* [WHAT NEEDS TO BE DONE] In your copy of the data, keep every word exact and include no pictures.

* [EXERCISE MATERIAL]
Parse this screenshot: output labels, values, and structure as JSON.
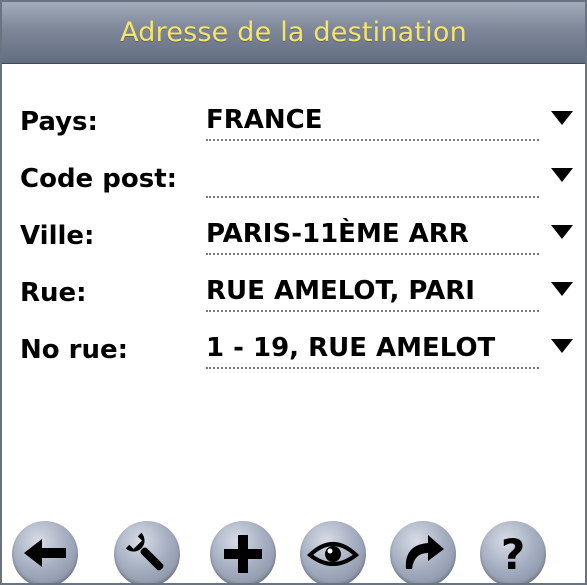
{
  "header": {
    "title": "Adresse de la destination"
  },
  "form": {
    "rows": [
      {
        "label": "Pays:",
        "value": "FRANCE"
      },
      {
        "label": "Code post:",
        "value": ""
      },
      {
        "label": "Ville:",
        "value": "PARIS-11ÈME ARR"
      },
      {
        "label": "Rue:",
        "value": "RUE AMELOT, PARI"
      },
      {
        "label": "No rue:",
        "value": "1 - 19, RUE AMELOT"
      }
    ]
  },
  "toolbar": {
    "buttons": [
      {
        "icon": "back-arrow-icon"
      },
      {
        "icon": "wrench-icon"
      },
      {
        "icon": "plus-icon"
      },
      {
        "icon": "eye-icon"
      },
      {
        "icon": "redo-arrow-icon"
      },
      {
        "icon": "help-icon",
        "glyph": "?"
      }
    ]
  },
  "colors": {
    "title_text": "#f7e46a",
    "title_bar": "#7d8799",
    "button": "#a7b0c2",
    "icon": "#000000"
  }
}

* [THE COMPLETED TASK]
Parse this screenshot: output labels, values, and structure as JSON.
{
  "header": {
    "title": "Adresse de la destination"
  },
  "form": {
    "rows": [
      {
        "label": "Pays:",
        "value": "FRANCE"
      },
      {
        "label": "Code post:",
        "value": ""
      },
      {
        "label": "Ville:",
        "value": "PARIS-11ÈME ARR"
      },
      {
        "label": "Rue:",
        "value": "RUE AMELOT, PARI"
      },
      {
        "label": "No rue:",
        "value": "1 - 19, RUE AMELOT"
      }
    ]
  },
  "toolbar": {
    "buttons": [
      {
        "icon": "back-arrow-icon"
      },
      {
        "icon": "wrench-icon"
      },
      {
        "icon": "plus-icon"
      },
      {
        "icon": "eye-icon"
      },
      {
        "icon": "redo-arrow-icon"
      },
      {
        "icon": "help-icon",
        "glyph": "?"
      }
    ]
  },
  "colors": {
    "title_text": "#f7e46a",
    "title_bar": "#7d8799",
    "button": "#a7b0c2",
    "icon": "#000000"
  }
}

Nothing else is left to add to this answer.